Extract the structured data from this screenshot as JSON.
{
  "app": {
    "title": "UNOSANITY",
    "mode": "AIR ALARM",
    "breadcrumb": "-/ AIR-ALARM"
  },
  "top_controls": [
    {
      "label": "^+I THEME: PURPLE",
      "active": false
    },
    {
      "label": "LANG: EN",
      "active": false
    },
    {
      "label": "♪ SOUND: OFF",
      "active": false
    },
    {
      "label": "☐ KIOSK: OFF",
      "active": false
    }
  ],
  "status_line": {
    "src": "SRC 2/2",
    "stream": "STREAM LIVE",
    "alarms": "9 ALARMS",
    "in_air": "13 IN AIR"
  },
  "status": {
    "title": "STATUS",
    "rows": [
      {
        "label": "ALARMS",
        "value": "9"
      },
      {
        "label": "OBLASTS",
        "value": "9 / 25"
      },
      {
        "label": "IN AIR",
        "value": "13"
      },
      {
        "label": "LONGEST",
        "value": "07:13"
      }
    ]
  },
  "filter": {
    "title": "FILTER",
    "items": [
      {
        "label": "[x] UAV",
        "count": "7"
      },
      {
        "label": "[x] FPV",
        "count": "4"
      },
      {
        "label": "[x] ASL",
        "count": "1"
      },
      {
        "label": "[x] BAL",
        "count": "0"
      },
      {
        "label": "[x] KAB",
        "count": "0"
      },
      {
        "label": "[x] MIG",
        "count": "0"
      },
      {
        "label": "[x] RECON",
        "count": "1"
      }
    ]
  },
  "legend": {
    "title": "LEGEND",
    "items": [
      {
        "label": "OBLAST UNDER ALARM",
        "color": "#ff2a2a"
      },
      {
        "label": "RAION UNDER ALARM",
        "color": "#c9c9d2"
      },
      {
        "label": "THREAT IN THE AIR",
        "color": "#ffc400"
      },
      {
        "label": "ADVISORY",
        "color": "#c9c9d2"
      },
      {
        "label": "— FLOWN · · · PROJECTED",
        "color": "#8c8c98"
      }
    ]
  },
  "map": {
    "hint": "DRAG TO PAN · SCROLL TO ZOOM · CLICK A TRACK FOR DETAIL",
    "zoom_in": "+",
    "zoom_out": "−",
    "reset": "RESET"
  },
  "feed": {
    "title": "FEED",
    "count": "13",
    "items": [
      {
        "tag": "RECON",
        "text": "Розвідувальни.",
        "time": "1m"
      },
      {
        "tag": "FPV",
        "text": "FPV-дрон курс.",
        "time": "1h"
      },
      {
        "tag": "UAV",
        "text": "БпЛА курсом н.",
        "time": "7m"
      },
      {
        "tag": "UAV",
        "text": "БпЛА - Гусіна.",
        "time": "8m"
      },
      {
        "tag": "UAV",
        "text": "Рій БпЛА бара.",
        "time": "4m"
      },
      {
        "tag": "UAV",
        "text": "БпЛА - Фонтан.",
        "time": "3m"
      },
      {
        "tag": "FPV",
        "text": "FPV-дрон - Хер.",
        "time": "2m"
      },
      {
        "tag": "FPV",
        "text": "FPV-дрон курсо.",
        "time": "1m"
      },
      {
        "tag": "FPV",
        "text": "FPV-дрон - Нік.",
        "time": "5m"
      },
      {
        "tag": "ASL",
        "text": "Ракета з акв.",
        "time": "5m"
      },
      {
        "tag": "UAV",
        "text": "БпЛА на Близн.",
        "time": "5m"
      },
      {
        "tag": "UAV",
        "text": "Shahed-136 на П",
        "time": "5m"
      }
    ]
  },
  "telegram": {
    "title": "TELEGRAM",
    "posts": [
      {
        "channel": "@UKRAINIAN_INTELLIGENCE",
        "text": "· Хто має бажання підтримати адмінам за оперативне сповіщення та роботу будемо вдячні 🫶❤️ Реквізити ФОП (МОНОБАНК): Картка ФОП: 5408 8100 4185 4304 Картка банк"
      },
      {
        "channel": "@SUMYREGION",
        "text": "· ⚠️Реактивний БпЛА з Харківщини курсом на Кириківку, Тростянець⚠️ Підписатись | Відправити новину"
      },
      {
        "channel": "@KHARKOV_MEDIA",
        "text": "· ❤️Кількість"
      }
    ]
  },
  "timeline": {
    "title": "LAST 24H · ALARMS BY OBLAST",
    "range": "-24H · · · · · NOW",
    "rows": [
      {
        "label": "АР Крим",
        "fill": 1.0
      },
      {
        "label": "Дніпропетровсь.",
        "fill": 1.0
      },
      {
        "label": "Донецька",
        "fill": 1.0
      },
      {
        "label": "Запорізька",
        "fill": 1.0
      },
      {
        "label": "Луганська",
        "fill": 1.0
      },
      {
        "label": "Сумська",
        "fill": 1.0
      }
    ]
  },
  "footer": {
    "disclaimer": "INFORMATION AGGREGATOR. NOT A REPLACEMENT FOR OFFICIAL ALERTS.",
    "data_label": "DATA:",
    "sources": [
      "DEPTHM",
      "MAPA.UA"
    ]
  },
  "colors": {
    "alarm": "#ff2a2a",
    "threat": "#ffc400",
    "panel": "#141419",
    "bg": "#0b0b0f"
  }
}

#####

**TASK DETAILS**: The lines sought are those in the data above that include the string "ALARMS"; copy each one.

**WRITTEN RESPONSE**:
    "alarms": "9 ALARMS",
        "label": "ALARMS",
    "title": "LAST 24H · ALARMS BY OBLAST",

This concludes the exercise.